Ada - the album is aptly tagged "A Musical journey by A.R.Rahman", for he has been composing for this film for about 7 years and the album takes us through a journey with ARR!!!

The album starts with the male version of Ishq Ada Hai rendered by Rashi Ali, the guitarist who has been playing guitars for ARR for quite sometime now. Though he has sung "Nadhirdhinna" in Parthale paravasam, it went unnoticed... Ishq Ada should prove to be a nice platform for him, to launch him as a singer, for it showcases his powerful voice brilliantly! The waltz pattern, the addictive accordion bits, the simple tune - all of these make the song instantly likeable.

Then comes Hawa Sun Hawa - one of the most beautiful melodies composed by ARR. Rendered by Sonu and younger-sounding (less shrill) Alka Yagnik (probably recorded in 2002-2003), this track takes time to grow on. But this one will become one of the songs, closest to the heart! Naveen adds more beauty to this song with the wonderful flute interludes, which leaves you yearning for more!!

Gumsum Gumsum is one of the tracks that was given for the remix contest, which was organised for promoting the movie. So I'd heard first 60 seconds of just the voice track and imagined that it would be a totally western track with drums et al! Lo and behold... Rahman surprised me totally, making it a desi track with dholaks!! Was this composed at about the same time as Water? I felt there was an "aayo re" hangover in the santoor interludes (just the style, I mean!). Another duet for Sony and Alka and they do a commendable job!
And, how could I forget the short guitar surprise at around 3:40!!! The muted guitar bit is MAGICAL!!!

Sonu Nigam comes back, this time accompanied by Sunidhi Chauhan (her second song for Rahman) for Gulfisha. And Sunidhi works wonders in this one! The song starts of with French chants by Viviane Chaix and then Sonu takes . But, it is Sunidhi who takes it to a completely new level! The point when she switches to the high pitched Gulfisha from the low pitched one (at around 1:18) is mindblowing!! This song, too, will take sometime to grow on you!

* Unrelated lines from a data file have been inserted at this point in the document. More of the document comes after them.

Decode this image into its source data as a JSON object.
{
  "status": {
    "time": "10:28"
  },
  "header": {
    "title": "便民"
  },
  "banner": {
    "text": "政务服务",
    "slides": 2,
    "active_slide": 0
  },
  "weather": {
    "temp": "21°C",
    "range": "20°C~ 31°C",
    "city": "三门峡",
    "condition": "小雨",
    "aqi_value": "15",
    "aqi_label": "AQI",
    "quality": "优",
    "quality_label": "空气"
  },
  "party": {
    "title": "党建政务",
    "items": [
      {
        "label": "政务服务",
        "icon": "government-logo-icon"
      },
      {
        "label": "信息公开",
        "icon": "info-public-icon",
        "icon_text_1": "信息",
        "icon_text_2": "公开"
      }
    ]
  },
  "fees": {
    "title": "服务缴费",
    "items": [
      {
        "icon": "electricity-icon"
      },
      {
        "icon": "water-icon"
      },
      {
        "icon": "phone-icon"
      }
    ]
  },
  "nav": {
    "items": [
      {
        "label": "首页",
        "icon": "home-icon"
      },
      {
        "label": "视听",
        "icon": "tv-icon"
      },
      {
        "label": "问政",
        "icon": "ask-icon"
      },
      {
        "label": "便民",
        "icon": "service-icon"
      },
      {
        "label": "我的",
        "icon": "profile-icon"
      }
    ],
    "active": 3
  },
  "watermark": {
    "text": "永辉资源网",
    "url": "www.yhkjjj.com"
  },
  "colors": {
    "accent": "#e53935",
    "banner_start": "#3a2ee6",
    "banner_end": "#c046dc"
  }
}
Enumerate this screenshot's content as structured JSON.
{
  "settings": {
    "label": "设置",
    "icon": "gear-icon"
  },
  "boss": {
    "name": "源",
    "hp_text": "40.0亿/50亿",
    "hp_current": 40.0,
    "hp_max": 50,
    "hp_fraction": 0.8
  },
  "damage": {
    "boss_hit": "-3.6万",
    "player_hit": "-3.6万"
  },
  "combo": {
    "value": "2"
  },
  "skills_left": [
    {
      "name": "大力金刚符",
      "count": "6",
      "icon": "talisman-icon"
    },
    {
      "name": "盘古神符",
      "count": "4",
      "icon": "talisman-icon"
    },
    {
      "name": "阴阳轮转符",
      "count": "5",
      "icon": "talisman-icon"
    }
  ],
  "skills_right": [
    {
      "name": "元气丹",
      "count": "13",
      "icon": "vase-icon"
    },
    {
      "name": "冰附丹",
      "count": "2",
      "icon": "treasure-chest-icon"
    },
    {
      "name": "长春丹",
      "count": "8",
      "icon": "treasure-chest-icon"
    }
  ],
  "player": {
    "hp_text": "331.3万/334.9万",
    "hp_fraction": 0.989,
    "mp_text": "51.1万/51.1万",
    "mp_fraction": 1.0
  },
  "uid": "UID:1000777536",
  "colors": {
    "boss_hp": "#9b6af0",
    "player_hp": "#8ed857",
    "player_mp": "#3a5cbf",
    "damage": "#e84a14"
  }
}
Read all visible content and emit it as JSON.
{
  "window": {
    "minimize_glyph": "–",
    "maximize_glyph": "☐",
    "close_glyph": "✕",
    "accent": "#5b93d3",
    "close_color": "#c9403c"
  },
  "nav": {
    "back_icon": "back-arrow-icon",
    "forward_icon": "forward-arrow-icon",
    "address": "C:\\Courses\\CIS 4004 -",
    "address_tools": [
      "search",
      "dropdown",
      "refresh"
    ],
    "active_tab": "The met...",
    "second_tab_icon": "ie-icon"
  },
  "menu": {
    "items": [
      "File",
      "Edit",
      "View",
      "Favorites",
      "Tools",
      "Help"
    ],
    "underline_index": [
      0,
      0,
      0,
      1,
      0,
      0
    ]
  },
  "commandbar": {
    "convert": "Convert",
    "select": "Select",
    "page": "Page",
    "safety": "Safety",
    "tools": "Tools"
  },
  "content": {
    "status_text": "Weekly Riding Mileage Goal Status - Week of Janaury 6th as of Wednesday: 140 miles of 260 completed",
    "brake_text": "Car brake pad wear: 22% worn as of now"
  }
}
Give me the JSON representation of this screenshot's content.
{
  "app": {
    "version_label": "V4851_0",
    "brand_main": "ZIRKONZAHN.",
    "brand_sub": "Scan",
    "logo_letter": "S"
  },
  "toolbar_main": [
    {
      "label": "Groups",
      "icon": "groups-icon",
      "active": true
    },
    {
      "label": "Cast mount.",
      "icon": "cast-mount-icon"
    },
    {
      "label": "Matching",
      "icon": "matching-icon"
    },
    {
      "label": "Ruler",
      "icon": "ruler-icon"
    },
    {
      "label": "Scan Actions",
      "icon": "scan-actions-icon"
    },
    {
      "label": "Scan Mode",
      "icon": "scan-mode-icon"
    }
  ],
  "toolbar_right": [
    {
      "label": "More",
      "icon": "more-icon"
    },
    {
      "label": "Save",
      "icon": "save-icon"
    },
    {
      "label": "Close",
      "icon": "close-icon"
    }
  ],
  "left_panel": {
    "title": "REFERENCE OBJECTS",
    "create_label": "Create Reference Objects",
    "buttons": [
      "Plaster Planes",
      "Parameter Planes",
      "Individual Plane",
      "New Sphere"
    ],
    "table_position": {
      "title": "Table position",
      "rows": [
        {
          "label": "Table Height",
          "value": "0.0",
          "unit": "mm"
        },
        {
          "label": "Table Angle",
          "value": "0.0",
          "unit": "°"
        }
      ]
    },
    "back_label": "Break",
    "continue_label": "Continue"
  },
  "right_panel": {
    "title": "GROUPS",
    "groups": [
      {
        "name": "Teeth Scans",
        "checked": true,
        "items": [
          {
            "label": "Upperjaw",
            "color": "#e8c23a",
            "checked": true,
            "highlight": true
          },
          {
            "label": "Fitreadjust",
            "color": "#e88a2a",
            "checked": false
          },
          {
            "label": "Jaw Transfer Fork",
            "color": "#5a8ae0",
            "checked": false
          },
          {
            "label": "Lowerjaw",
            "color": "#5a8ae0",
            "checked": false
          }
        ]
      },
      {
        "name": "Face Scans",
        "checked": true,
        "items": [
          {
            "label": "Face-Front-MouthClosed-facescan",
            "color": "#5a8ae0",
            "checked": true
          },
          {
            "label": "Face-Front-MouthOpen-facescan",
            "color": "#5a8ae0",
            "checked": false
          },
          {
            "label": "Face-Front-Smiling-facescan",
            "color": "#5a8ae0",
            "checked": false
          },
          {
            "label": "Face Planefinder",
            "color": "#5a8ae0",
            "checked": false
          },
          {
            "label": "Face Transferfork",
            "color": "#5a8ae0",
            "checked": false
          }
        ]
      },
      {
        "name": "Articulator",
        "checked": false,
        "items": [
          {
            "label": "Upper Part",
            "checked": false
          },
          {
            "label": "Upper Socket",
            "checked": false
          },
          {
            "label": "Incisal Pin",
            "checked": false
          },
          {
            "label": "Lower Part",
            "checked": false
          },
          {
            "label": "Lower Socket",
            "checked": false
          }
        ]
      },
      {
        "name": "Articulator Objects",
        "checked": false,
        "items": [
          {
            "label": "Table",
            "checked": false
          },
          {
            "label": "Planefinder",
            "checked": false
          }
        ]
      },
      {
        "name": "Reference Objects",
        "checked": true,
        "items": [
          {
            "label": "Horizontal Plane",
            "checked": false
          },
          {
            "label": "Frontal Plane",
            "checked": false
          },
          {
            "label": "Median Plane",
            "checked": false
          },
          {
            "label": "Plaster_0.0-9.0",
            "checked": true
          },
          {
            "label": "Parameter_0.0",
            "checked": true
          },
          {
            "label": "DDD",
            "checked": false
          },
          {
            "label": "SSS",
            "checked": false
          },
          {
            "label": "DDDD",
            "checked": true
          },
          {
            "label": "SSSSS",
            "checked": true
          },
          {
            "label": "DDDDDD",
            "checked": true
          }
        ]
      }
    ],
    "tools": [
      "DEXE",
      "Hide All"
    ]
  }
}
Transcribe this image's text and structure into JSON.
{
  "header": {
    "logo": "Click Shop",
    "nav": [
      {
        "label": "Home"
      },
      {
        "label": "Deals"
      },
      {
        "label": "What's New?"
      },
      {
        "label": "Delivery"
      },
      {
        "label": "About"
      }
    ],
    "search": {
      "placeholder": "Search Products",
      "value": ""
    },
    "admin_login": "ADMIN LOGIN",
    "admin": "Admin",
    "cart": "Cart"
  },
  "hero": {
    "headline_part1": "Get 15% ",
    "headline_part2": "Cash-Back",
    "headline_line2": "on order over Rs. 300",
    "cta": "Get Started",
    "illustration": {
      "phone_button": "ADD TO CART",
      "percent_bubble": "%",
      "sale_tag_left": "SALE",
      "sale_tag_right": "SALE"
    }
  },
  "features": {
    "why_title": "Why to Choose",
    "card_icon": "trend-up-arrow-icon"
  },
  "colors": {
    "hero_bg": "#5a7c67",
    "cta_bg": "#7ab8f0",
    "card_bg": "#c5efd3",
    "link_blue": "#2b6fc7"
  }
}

The next song in the album is the one which brings in the "what came first - chicken or egg" type question back again - Does Rahman always choose to render the best song of the album or does the song become the best because of Rahman's rendition? yes... Meherbaan rendered by ARR is definitely the "Song of the album". Starting as a soft melody with backed by piano and a gentle rhythm, it it becomes rock-ish with distortion guitars in the second half of the song, still retaining the melodic feel. There's a certain something in his voice which makes any song he sings, SPECIAL! This one is no different!

Next in the album, Tu Mera Hai must be one of the songs recorded during the later half of Rahman's 7 year long "Musical journey", for it features Naresh Iyer along with Chitra and Sukhwinder! Sukhwinder and Chitra have done a commendable job, with Naresh Iyer chipping in with the "laahi laahi" bit! Though this was my least fav in the album, this one is rapidly moving up my list!!

Rahman tries to recreate the "Ae Ajnabi" magic with Hai Dard - a sad song sung by Udit Narayan - and pulls it off! Though not as powerful as the classic Dil Se track, this one is great in its own right. The song is styled like a 1970s bollywood pathos song, in waltz beats. Udit's voice aptly conveys the emotions of the lover in pain! The sax interludes create a mystic feel to the song!

Parul Mishra, the winner of Fever FM's Voice Hunt (held last November), makes her debut with Ishq Ada Hai. Her voice is fresh and quite unusual. She carries off the song with ease, and makes this song rank higher than the male version! The backing vocals and arrangements are quite different from the male version of the song.

Legendary Malayalam singer P.Jayachandran makes his Hindi debut with the pathos number, Milo Wahan Wahan, with Alka for company. Alka starts off the song, and sets the mood of the song perfectly. When Jayachandran joins in, the song moves up a few notches! The highlight of the song is the second stanza by Jayachandran (starting 5:05). What a voice!
The lyrics, are a bit of a letdown - though the mood of the song is conveyed perfectly in the lyrics, the lines are far from poetic!

Sanjeev Thomas mesmerises us with the Guitar instrumental version of "Meherbaan". The instrumental is as impressive as the original sung by Rahman. The use of distortion guitar for the high pitched parts and normal electric guitars for the softer parts speaks of the genius of the man!

In all, Ada is a classic - on the likes of Meenaxi or Taal - a must-have for any music lover.

PS: ARR composed this album over a period of 7 years.... I wrote this review over a period of 21 days!! :P